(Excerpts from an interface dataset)
# # # #

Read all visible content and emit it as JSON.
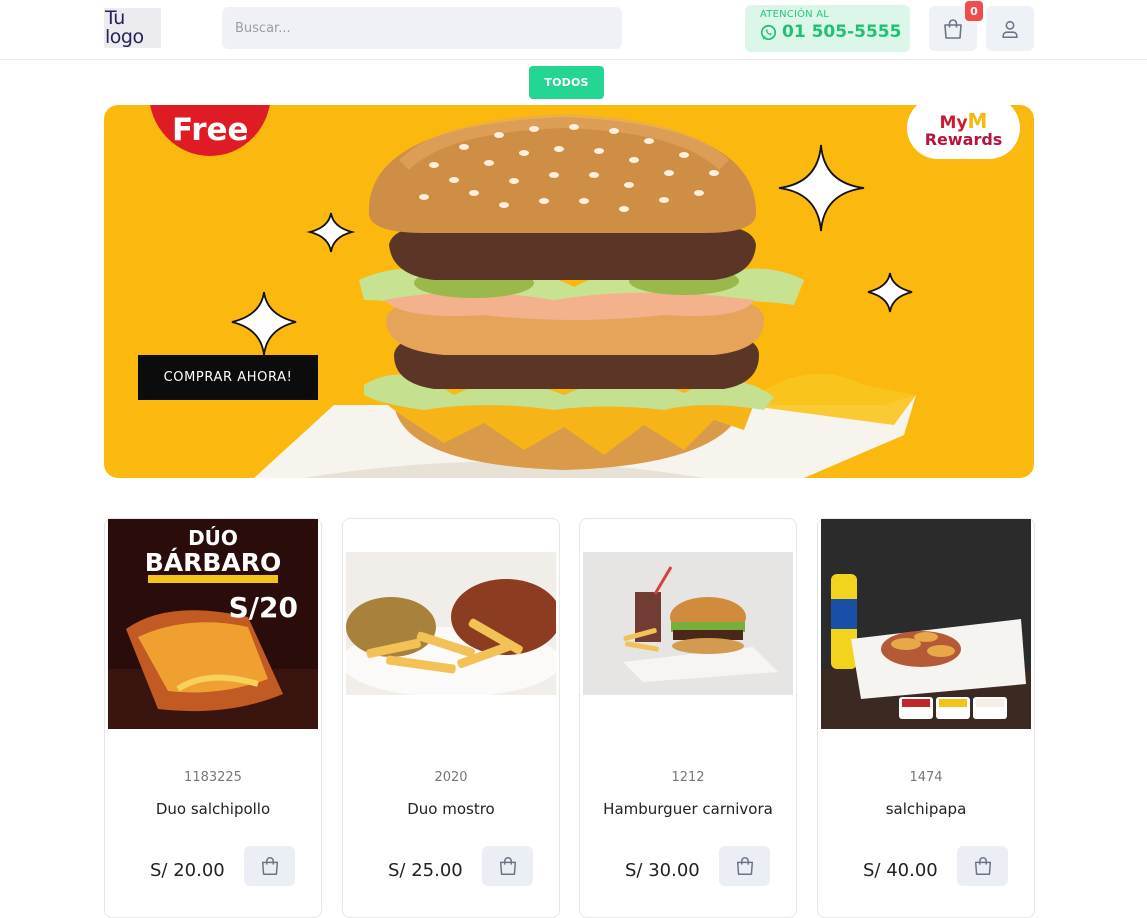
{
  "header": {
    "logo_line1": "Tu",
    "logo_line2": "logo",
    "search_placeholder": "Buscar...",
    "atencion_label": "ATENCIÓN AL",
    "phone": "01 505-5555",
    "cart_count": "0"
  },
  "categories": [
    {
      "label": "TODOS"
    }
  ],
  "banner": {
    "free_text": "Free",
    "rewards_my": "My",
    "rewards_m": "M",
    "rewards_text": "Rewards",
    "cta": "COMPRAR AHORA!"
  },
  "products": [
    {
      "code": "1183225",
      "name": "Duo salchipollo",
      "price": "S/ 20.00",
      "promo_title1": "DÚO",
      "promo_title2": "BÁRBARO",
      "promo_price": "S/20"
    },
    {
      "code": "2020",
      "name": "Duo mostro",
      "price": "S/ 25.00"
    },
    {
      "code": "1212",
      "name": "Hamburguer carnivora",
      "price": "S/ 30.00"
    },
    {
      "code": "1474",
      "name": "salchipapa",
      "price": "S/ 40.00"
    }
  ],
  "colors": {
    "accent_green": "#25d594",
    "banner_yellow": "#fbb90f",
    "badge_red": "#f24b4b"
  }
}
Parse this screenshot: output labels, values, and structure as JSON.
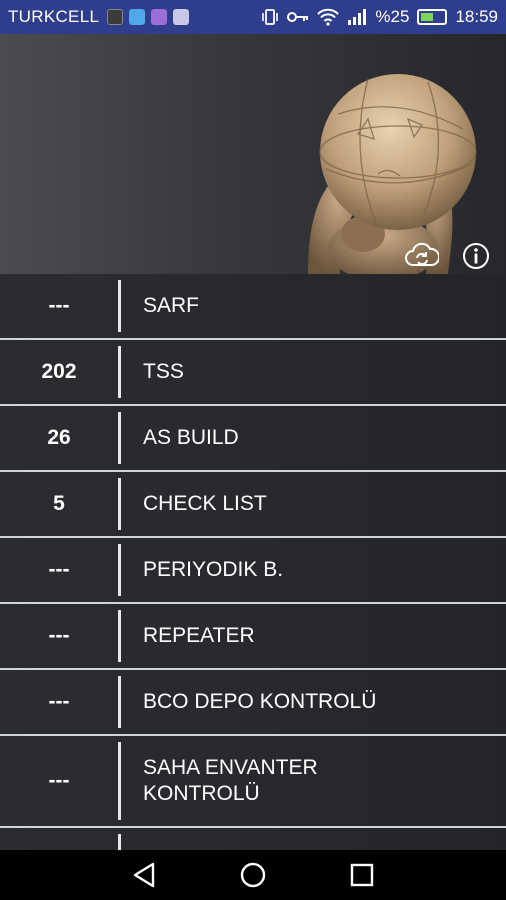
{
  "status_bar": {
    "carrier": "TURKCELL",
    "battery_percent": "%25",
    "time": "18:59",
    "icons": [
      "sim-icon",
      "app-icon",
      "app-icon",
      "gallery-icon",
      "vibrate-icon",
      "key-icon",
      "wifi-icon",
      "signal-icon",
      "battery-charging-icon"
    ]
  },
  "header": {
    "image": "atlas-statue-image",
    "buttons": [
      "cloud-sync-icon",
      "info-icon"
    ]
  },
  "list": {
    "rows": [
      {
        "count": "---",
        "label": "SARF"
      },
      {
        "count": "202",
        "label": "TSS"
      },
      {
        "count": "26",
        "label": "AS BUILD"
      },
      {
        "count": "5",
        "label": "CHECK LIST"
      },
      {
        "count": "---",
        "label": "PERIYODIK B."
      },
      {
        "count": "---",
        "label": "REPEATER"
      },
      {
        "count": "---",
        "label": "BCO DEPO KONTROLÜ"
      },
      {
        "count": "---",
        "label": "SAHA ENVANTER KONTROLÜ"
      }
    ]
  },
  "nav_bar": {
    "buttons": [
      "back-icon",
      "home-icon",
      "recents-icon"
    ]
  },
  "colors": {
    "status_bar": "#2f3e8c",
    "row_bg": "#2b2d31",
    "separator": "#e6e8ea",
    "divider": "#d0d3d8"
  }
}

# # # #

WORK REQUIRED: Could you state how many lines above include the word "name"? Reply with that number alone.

THE ANSWER: 4